and public lavatories found at Dion, in Pieria district.
According to Mr. Pantermalis the sanctuary dates at least to the 4th
century B.C. since archaeologists discovered 4th century B.C. writing on
several slabs along with it.
The professor noted that the sanctuary was not just a religious centre but
also a political one.
The second find is a luxurius public lavatory of the 2nd century B.C.,
where free-flowing water ducts removed all waste, while the lack of
partitions indicated a different cultural stance toward this biological
Athens Stock Exchange
Greek equities remained on a record-breaking course on Friday with market
sentiment supported by recent positive comments on the Greek economy. The
general index ended 2.08 percent to 3,322.86 points, its 14th record this
year, but off the day's highs of 3,442.34. Turnover was 159.2 billion
drachmas and volume 30,568,471 shares. Sector indices scored gains. Banks
rose 2.51 percent, Leasing fell 0.82 percent, Insurance increased 3.93
percent, Investment ended 0.73 percent up, Construction rose 1.75
Scattered rain and storms in most parts of Greece on Monday with snow in
mountainous regions, with a possibility for improvement later in day. Winds
variable to moderate force.
Monday's rates (buying) U.S. dollar 283.920
Pound sterling 461.915 Japanese yen (100) 248.069
French franc 48.699 German mark 163.329
Italian lira (100) 16.498 Irish Punt 405.610
Belgian franc 7.919 Luxenburg franc 7.919
Finnish mark 53.727 Dutch guilder 144.957
Danish kr. 42.962 Austrian sch. 23.215
Spanish peseta 1.920 Swedish kr. 35.764
Norwegian kr. 36.952 Swiss franc 199.491
Port.
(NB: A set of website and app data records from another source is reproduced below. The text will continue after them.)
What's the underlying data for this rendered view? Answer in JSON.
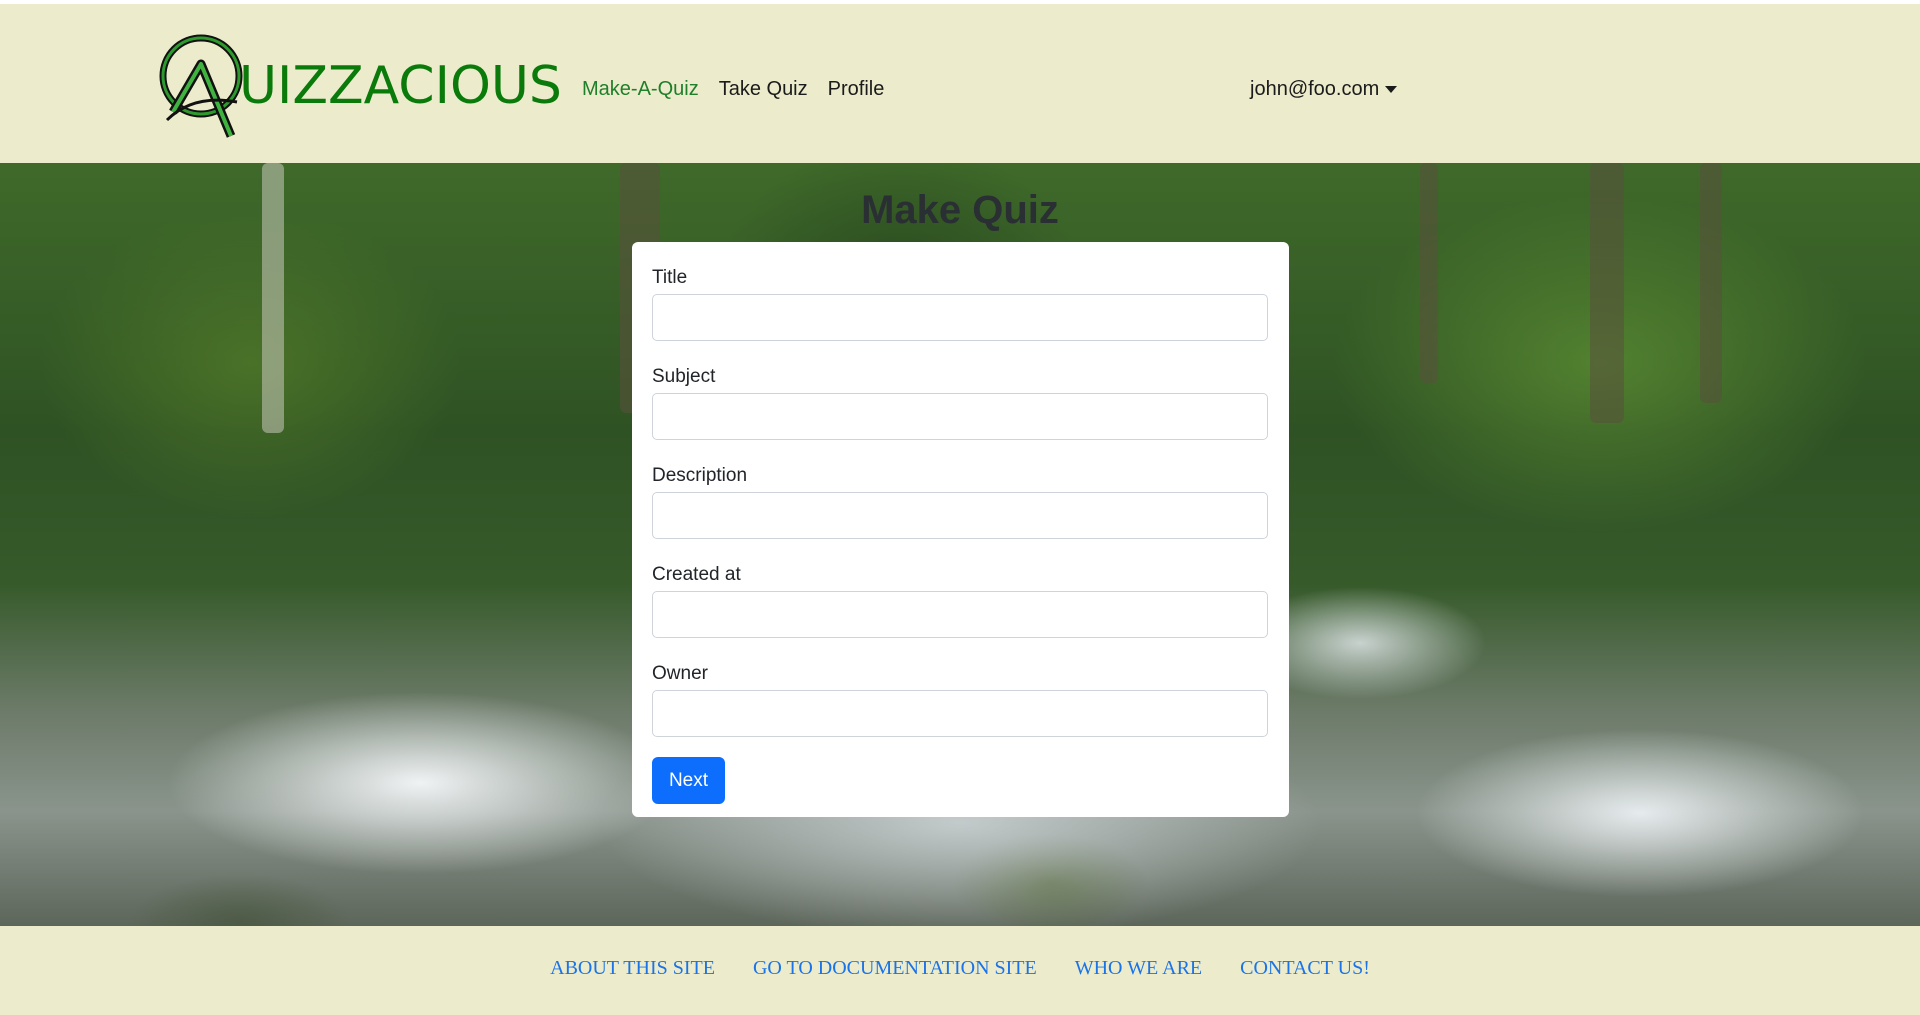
{
  "brand": {
    "name": "UIZZACIOUS",
    "logo_icon": "quizzacious-logo-icon",
    "color": "#0a7a0a"
  },
  "nav": {
    "items": [
      {
        "label": "Make-A-Quiz",
        "active": true
      },
      {
        "label": "Take Quiz",
        "active": false
      },
      {
        "label": "Profile",
        "active": false
      }
    ],
    "user": "john@foo.com"
  },
  "page": {
    "title": "Make Quiz"
  },
  "form": {
    "fields": [
      {
        "label": "Title",
        "value": ""
      },
      {
        "label": "Subject",
        "value": ""
      },
      {
        "label": "Description",
        "value": ""
      },
      {
        "label": "Created at",
        "value": ""
      },
      {
        "label": "Owner",
        "value": ""
      }
    ],
    "submit_label": "Next"
  },
  "footer": {
    "links": [
      "ABOUT THIS SITE",
      "GO TO DOCUMENTATION SITE",
      "WHO WE ARE",
      "CONTACT US!"
    ]
  },
  "colors": {
    "header_bg": "#ececcc",
    "primary_button": "#0d6efd",
    "footer_link": "#1a73e8"
  }
}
Escudo 1.593 Aus. dollar 182.325
Can. dollar 190.206 Cyprus pound 548.576